Each line that has the string "time" must be copied from the records below.

(Beginning of Supplied material)

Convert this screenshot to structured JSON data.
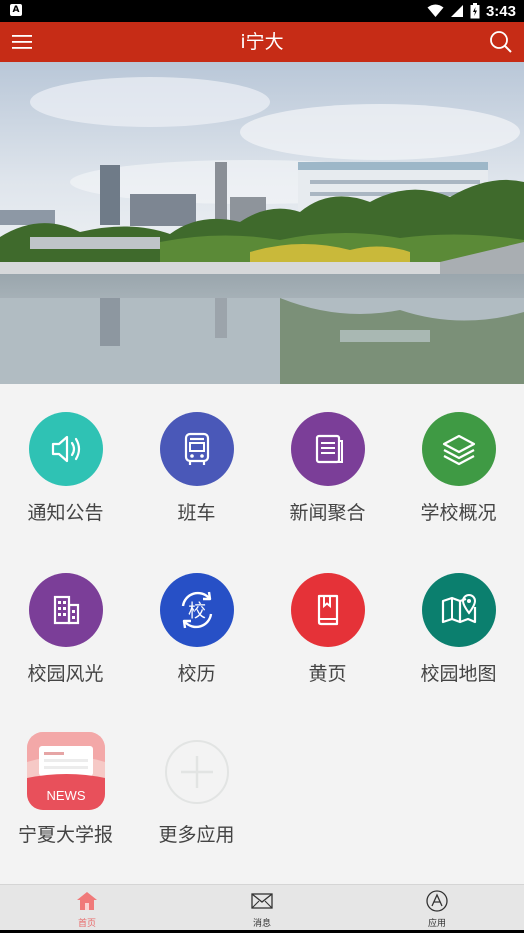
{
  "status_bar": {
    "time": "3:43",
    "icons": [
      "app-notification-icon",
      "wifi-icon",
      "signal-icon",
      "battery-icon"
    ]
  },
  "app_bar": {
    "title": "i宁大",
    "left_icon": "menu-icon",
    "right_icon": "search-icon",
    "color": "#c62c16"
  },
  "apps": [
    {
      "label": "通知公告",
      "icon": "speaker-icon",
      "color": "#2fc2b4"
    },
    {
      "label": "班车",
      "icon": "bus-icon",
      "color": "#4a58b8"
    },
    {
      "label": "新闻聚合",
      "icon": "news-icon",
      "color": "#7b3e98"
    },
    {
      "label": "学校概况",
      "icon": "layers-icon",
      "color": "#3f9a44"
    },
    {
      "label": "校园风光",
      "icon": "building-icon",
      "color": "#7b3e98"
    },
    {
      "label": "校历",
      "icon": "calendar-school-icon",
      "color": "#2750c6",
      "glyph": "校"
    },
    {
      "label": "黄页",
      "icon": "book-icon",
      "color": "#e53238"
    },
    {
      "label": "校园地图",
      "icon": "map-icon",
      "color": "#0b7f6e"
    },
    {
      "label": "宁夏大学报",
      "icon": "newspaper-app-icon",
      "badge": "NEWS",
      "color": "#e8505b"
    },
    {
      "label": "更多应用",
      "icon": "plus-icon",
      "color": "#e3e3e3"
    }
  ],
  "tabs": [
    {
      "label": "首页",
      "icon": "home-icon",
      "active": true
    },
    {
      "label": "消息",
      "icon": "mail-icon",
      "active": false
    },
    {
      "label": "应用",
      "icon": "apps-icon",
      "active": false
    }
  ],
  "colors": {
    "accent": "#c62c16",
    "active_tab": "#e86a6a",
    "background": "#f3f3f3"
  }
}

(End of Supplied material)
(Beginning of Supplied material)

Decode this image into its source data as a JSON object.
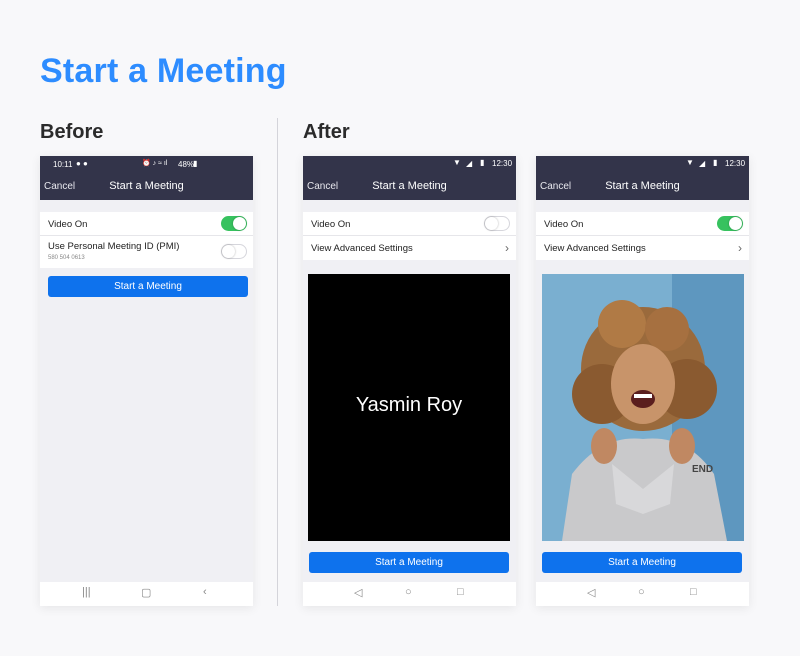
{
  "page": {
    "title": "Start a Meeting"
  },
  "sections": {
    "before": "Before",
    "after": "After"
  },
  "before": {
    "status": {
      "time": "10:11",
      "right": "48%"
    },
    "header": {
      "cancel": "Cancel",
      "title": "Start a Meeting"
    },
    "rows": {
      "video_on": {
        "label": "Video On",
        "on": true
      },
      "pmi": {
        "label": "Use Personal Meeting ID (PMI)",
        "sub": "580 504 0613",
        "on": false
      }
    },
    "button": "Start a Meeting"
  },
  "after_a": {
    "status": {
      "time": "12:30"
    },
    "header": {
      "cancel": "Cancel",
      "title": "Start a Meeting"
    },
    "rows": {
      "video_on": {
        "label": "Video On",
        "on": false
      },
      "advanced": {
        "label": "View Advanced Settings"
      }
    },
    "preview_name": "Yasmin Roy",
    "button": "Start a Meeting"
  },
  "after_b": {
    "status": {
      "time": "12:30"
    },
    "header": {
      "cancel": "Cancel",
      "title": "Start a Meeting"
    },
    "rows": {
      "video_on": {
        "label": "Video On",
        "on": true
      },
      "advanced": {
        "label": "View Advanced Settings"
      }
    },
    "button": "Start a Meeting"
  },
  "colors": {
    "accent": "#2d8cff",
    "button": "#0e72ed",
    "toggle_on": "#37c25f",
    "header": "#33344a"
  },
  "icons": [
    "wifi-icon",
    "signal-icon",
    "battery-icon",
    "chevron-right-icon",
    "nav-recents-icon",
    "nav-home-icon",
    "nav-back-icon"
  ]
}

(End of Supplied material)

## Written answer
    "time": "3:43",
      "time": "10:11",
      "time": "12:30"
      "time": "12:30"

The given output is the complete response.